In the case before us we have recognized that "whether plaintiff was a trespasser or licensee, the railroad was bound to use ordinary care and diligence in approaching and traversing places where there was reason for it to anticipate that persons might be on the track; in such a situation the general rule, that the railroad owes a trespasser a duty of ordinary care only after discovery of him in a place of peril, does not apply." Thus it was properly left to the jury to determine whether plaintiff was within a class of persons with respect to whom a duty existed to anticipate their presence; in such a case we understand the Georgia law to apply the "should have been aware" principle of last clear chance. The charge to the jury was correct.
We hold that defendant's motion for new trial was properly denied. The former decision of this court is vacated insofar as it held the decision on the motion for new trial erroneous, the judgment of the district court is reversed and the case remanded with directions to enter judgment on the jury verdict for plaintiff.
"While it is generally the duty of the driver of an automobile to anticipate the presence of `other travelers' on the highway and to have due regard for their rights to the use thereof, Code § 68-304 (now Code Ann.Supp. § 68-1658); Eubanks v. Mullis, 51 Ga.App. 728, 181 S.E. 604; Garmon v. Cassell, 78 Ga.App. 730, 52 S.E.2d 631; and other decisions cited by the Court of Appeals in this case [Southland Butane Ga. Co. v. Blackwell], in 91 Ga.App. 277, 285, 85 S.E.2d 542, that court erred in applying this rule in the instant case, for the reasons that public highways are established and maintained primarily for the purposes of travel and transportation by the public, and uses incidental thereto, 25 Am.Jur. 456, § 163, but not as a place of repose. While `pedestrians' ordinarily have the legal right to the use of public highwaysfor the purposes of travel (25 Am. Jur. 522, § 227) the Uniform Act Regulating Traffic on Highways, Ga.L., Nov.Dec. Sess., 1953, p. 556, Code Ann.Supp. § 68-1503, defines a pedestrian as `Any person afoot.' Webster's New International Dictionary, Second Edition, defines a pedestrian as "a walker; one who journeys on foot; a foot traveler." See also 70 C.J.S. Pedestrian, p. 383. The deceased in the instant case, while lying prone in the highway, in a drunken condition, was not a pedestrian using the highway for the purposes of travel, and the defendant therefore was under no duty to anticipate his presence upon the highway in that position, or to avoid injuring him until his presence became known to the driver, which, under the undisputed evidence, was at the time the automobile reached a point within 12 or 14 feet of his body, when it was impossible for the driver to avoid striking and injuring him." 88 S.E.2d at 9-10.

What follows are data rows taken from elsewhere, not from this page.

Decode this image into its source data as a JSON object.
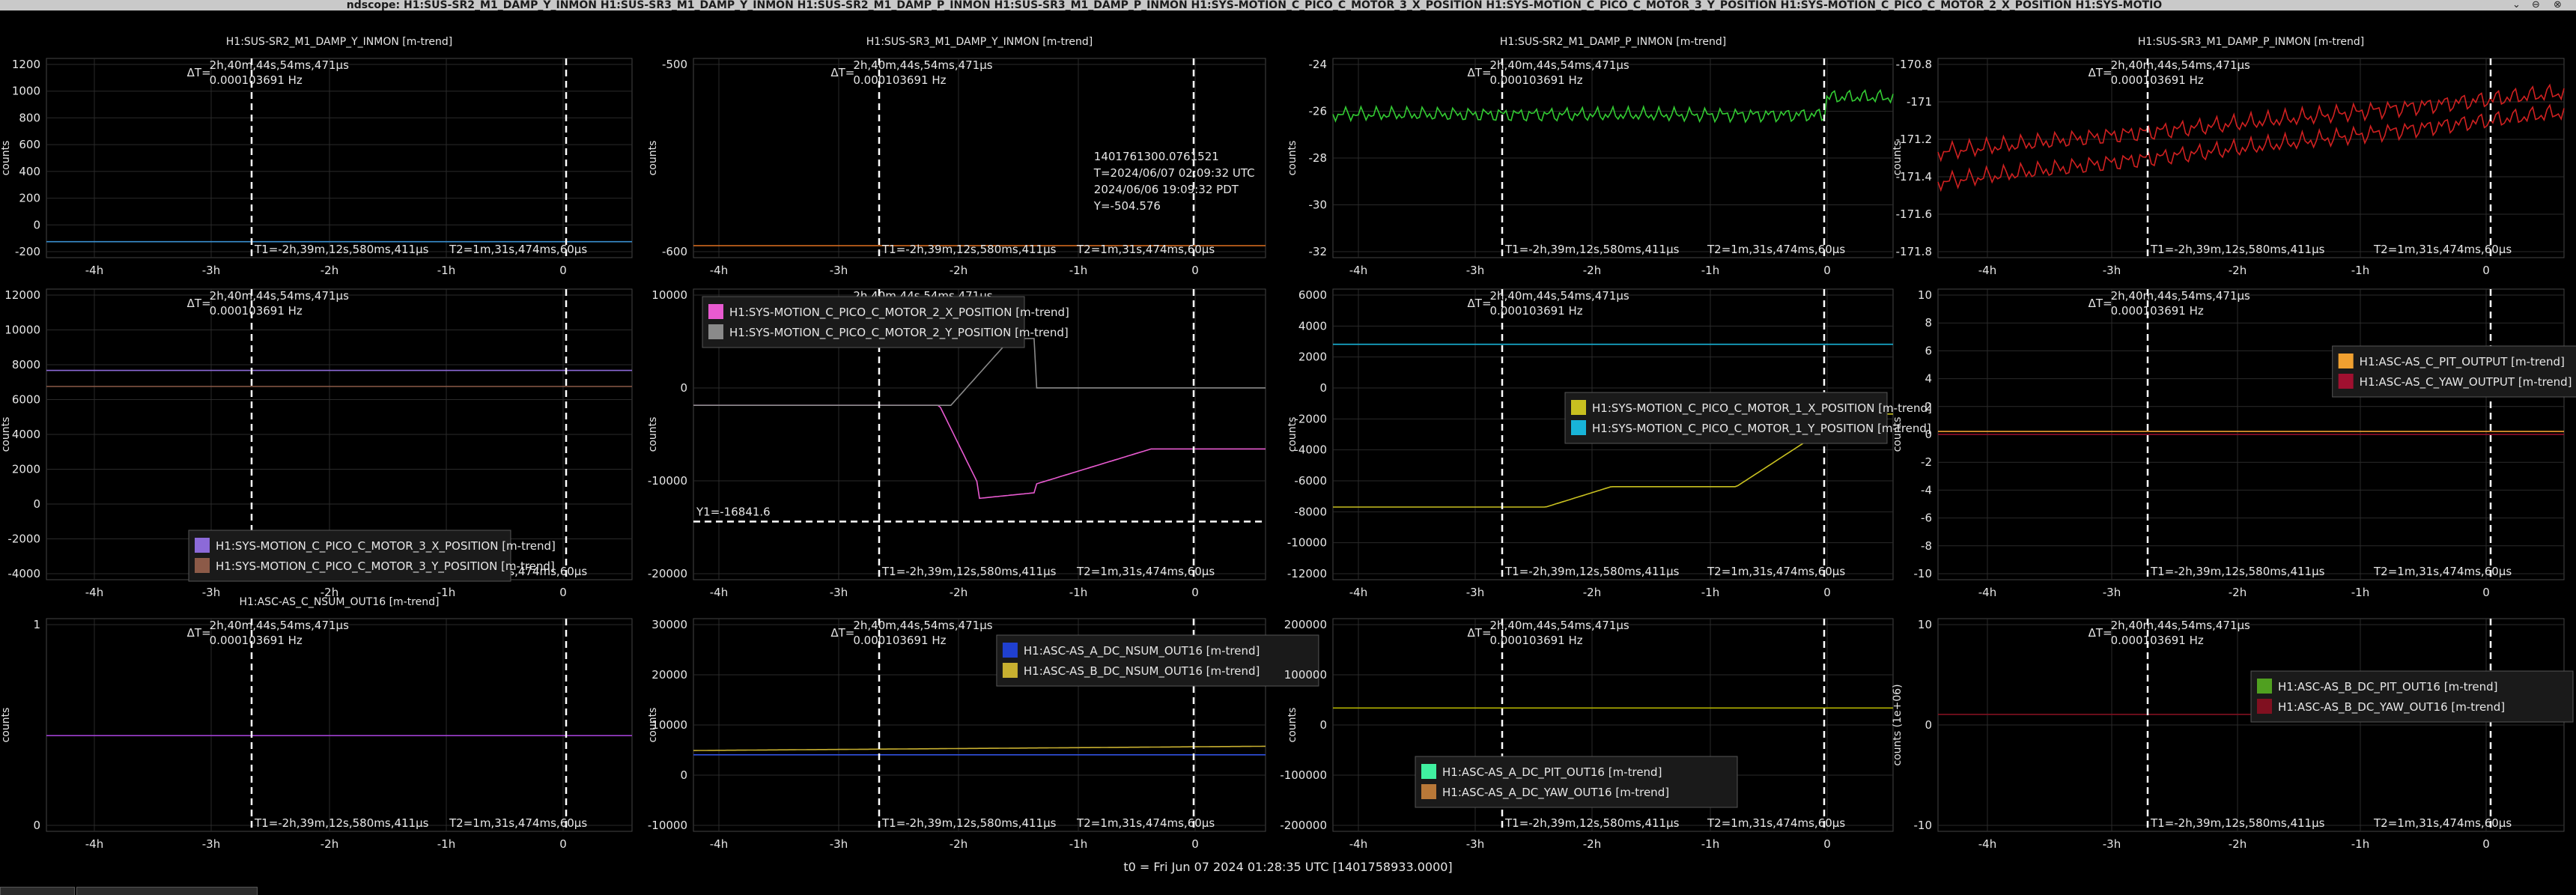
{
  "window": {
    "title": "ndscope: H1:SUS-SR2_M1_DAMP_Y_INMON H1:SUS-SR3_M1_DAMP_Y_INMON H1:SUS-SR2_M1_DAMP_P_INMON H1:SUS-SR3_M1_DAMP_P_INMON H1:SYS-MOTION_C_PICO_C_MOTOR_3_X_POSITION H1:SYS-MOTION_C_PICO_C_MOTOR_3_Y_POSITION H1:SYS-MOTION_C_PICO_C_MOTOR_2_X_POSITION H1:SYS-MOTIO",
    "controls": {
      "minimize": "⌄",
      "restore": "⊖",
      "close": "⊗"
    }
  },
  "cursors": {
    "delta_label": "ΔT=",
    "delta_time": "2h,40m,44s,54ms,471μs",
    "delta_freq": "0.000103691 Hz",
    "t1": "T1=-2h,39m,12s,580ms,411μs",
    "t2": "T2=1m,31s,474ms,60μs"
  },
  "footer": {
    "t0": "t0 = Fri Jun 07 2024 01:28:35 UTC [1401758933.0000]"
  },
  "plots": [
    {
      "title": "H1:SUS-SR2_M1_DAMP_Y_INMON [m-trend]",
      "ylabel": "counts",
      "yticks": [
        "1200",
        "1000",
        "800",
        "600",
        "400",
        "200",
        "0",
        "-200"
      ],
      "xticks": [
        "-4h",
        "-3h",
        "-2h",
        "-1h",
        "0"
      ],
      "legend": []
    },
    {
      "title": "H1:SUS-SR3_M1_DAMP_Y_INMON [m-trend]",
      "ylabel": "counts",
      "yticks": [
        "-500",
        "-600"
      ],
      "xticks": [
        "-4h",
        "-3h",
        "-2h",
        "-1h",
        "0"
      ],
      "legend": [],
      "cursor_readout": [
        "1401761300.0761521",
        "T=2024/06/07 02:09:32 UTC",
        "2024/06/06 19:09:32 PDT",
        "Y=-504.576"
      ]
    },
    {
      "title": "H1:SUS-SR2_M1_DAMP_P_INMON [m-trend]",
      "ylabel": "counts",
      "yticks": [
        "-24",
        "-26",
        "-28",
        "-30",
        "-32"
      ],
      "xticks": [
        "-4h",
        "-3h",
        "-2h",
        "-1h",
        "0"
      ],
      "legend": []
    },
    {
      "title": "H1:SUS-SR3_M1_DAMP_P_INMON [m-trend]",
      "ylabel": "counts",
      "yticks": [
        "-170.8",
        "-171",
        "-171.2",
        "-171.4",
        "-171.6",
        "-171.8"
      ],
      "xticks": [
        "-4h",
        "-3h",
        "-2h",
        "-1h",
        "0"
      ],
      "legend": []
    },
    {
      "title": "",
      "ylabel": "counts",
      "yticks": [
        "12000",
        "10000",
        "8000",
        "6000",
        "4000",
        "2000",
        "0",
        "-2000",
        "-4000"
      ],
      "xticks": [
        "-4h",
        "-3h",
        "-2h",
        "-1h",
        "0"
      ],
      "legend": [
        {
          "label": "H1:SYS-MOTION_C_PICO_C_MOTOR_3_X_POSITION [m-trend]",
          "color": "#8c6ad8"
        },
        {
          "label": "H1:SYS-MOTION_C_PICO_C_MOTOR_3_Y_POSITION [m-trend]",
          "color": "#8c5a48"
        }
      ]
    },
    {
      "title": "",
      "ylabel": "counts",
      "yticks": [
        "10000",
        "0",
        "-10000",
        "-20000"
      ],
      "xticks": [
        "-4h",
        "-3h",
        "-2h",
        "-1h",
        "0"
      ],
      "legend": [
        {
          "label": "H1:SYS-MOTION_C_PICO_C_MOTOR_2_X_POSITION [m-trend]",
          "color": "#e85ad0"
        },
        {
          "label": "H1:SYS-MOTION_C_PICO_C_MOTOR_2_Y_POSITION [m-trend]",
          "color": "#8a8a8a"
        }
      ],
      "hcursor": "Y1=-16841.6"
    },
    {
      "title": "",
      "ylabel": "counts",
      "yticks": [
        "6000",
        "4000",
        "2000",
        "0",
        "-2000",
        "-4000",
        "-6000",
        "-8000",
        "-10000",
        "-12000"
      ],
      "xticks": [
        "-4h",
        "-3h",
        "-2h",
        "-1h",
        "0"
      ],
      "legend": [
        {
          "label": "H1:SYS-MOTION_C_PICO_C_MOTOR_1_X_POSITION [m-trend]",
          "color": "#c8c020"
        },
        {
          "label": "H1:SYS-MOTION_C_PICO_C_MOTOR_1_Y_POSITION [m-trend]",
          "color": "#18b4d8"
        }
      ]
    },
    {
      "title": "",
      "ylabel": "counts",
      "yticks": [
        "10",
        "8",
        "6",
        "4",
        "2",
        "0",
        "-2",
        "-4",
        "-6",
        "-8",
        "-10"
      ],
      "xticks": [
        "-4h",
        "-3h",
        "-2h",
        "-1h",
        "0"
      ],
      "legend": [
        {
          "label": "H1:ASC-AS_C_PIT_OUTPUT [m-trend]",
          "color": "#f0a030"
        },
        {
          "label": "H1:ASC-AS_C_YAW_OUTPUT [m-trend]",
          "color": "#a01030"
        }
      ]
    },
    {
      "title": "H1:ASC-AS_C_NSUM_OUT16 [m-trend]",
      "ylabel": "counts",
      "yticks": [
        "1",
        "0"
      ],
      "xticks": [
        "-4h",
        "-3h",
        "-2h",
        "-1h",
        "0"
      ],
      "legend": []
    },
    {
      "title": "",
      "ylabel": "counts",
      "yticks": [
        "30000",
        "20000",
        "10000",
        "0",
        "-10000"
      ],
      "xticks": [
        "-4h",
        "-3h",
        "-2h",
        "-1h",
        "0"
      ],
      "legend": [
        {
          "label": "H1:ASC-AS_A_DC_NSUM_OUT16 [m-trend]",
          "color": "#2040d0"
        },
        {
          "label": "H1:ASC-AS_B_DC_NSUM_OUT16 [m-trend]",
          "color": "#c8b030"
        }
      ]
    },
    {
      "title": "",
      "ylabel": "counts",
      "yticks": [
        "200000",
        "100000",
        "0",
        "-100000",
        "-200000"
      ],
      "xticks": [
        "-4h",
        "-3h",
        "-2h",
        "-1h",
        "0"
      ],
      "legend": [
        {
          "label": "H1:ASC-AS_A_DC_PIT_OUT16 [m-trend]",
          "color": "#40f0a0"
        },
        {
          "label": "H1:ASC-AS_A_DC_YAW_OUT16 [m-trend]",
          "color": "#b87838"
        }
      ]
    },
    {
      "title": "",
      "ylabel": "counts (1e+06)",
      "yticks": [
        "10",
        "0",
        "-10"
      ],
      "xticks": [
        "-4h",
        "-3h",
        "-2h",
        "-1h",
        "0"
      ],
      "legend": [
        {
          "label": "H1:ASC-AS_B_DC_PIT_OUT16 [m-trend]",
          "color": "#50a020"
        },
        {
          "label": "H1:ASC-AS_B_DC_YAW_OUT16 [m-trend]",
          "color": "#801020"
        }
      ]
    }
  ],
  "colors": {
    "background": "#000000",
    "grid": "#2a2a2a",
    "axis": "#bbbbbb",
    "cursor": "#ffffff"
  }
}
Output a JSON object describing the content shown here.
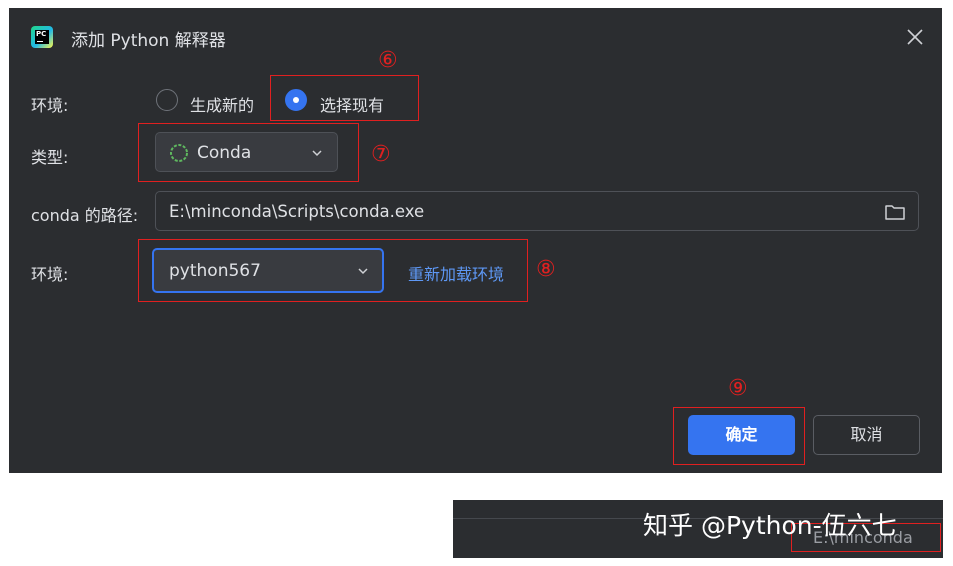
{
  "dialog": {
    "title": "添加 Python 解释器",
    "app_icon_text": "PC"
  },
  "environment_mode": {
    "label": "环境:",
    "option_new": "生成新的",
    "option_existing": "选择现有",
    "selected": "选择现有"
  },
  "type": {
    "label": "类型:",
    "value": "Conda"
  },
  "conda_path": {
    "label": "conda 的路径:",
    "value": "E:\\minconda\\Scripts\\conda.exe"
  },
  "environment": {
    "label": "环境:",
    "value": "python567",
    "reload_link": "重新加载环境"
  },
  "buttons": {
    "ok": "确定",
    "cancel": "取消"
  },
  "annotations": {
    "n6": "⑥",
    "n7": "⑦",
    "n8": "⑧",
    "n9": "⑨"
  },
  "footer": {
    "watermark": "知乎 @Python-伍六七",
    "path_fragment": "E:\\minconda"
  },
  "colors": {
    "dialog_bg": "#2b2d30",
    "accent": "#3574f0",
    "link": "#5e98f5",
    "annotation": "#e02020",
    "conda_icon": "#5fb85f"
  }
}
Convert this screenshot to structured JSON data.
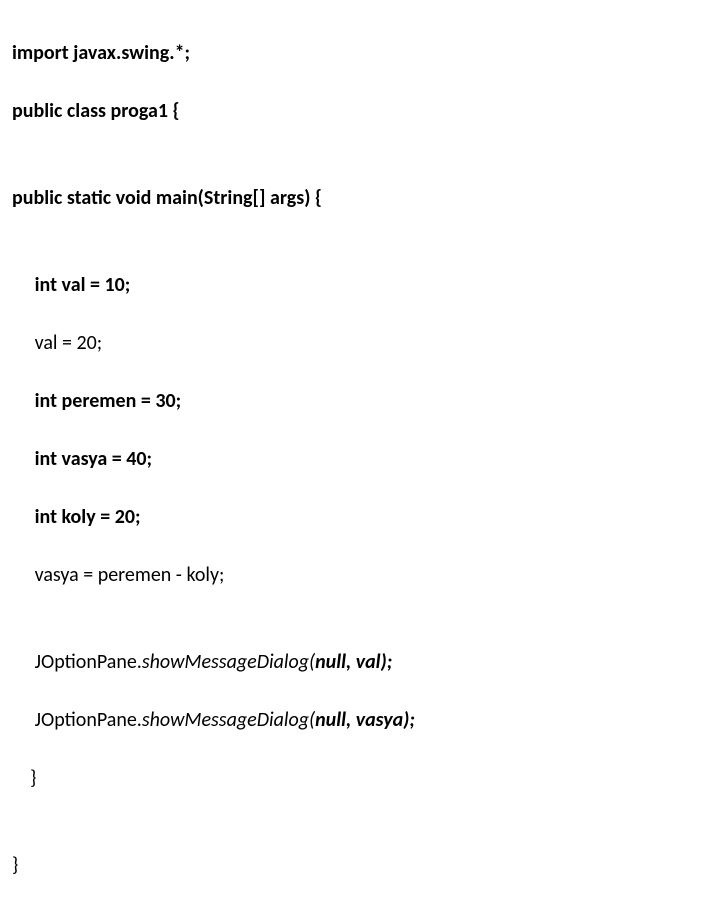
{
  "code": {
    "l1": "import javax.swing.*;",
    "l2": "public class proga1 {",
    "l3": "",
    "l4": "public static void main(String[] args) {",
    "l5": "",
    "l6_a": "     int val = 10;",
    "l7_a": "     ",
    "l7_b": "val = 20;",
    "l8_a": "     int peremen = 30;",
    "l9_a": "     int vasya = 40;",
    "l10_a": "     int koly = 20;",
    "l11_a": "     ",
    "l11_b": "vasya = peremen - koly;",
    "l12": "",
    "l13_a": "     ",
    "l13_b": "JOptionPane.",
    "l13_c": "showMessageDialog(",
    "l13_d": "null, ",
    "l13_e": "val);",
    "l14_a": "     ",
    "l14_b": "JOptionPane.",
    "l14_c": "showMessageDialog(",
    "l14_d": "null, ",
    "l14_e": "vasya);",
    "l15_a": "    ",
    "l15_b": "}",
    "l16": "",
    "l17": "}"
  }
}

Fairburn and Atlanta Railway and Electric Co. v. Latham, 26 Ga.App. 698, 107 S.E. 88 (1921); Smith v. Kleinberg, 49 Ga.App. 194, 174 S.E. 731 (1934); Crapps v. Mangham, 44 S.E.2d 133 (1947), in which defendant was aware of plaintiff's situation and of his peril but the court's discussion indicated it would have considered it sufficient that he should have known; Smith v. American Oil Company, 77 Ga.App. 463, 49 S.E.2d 90, 107-108 (1948)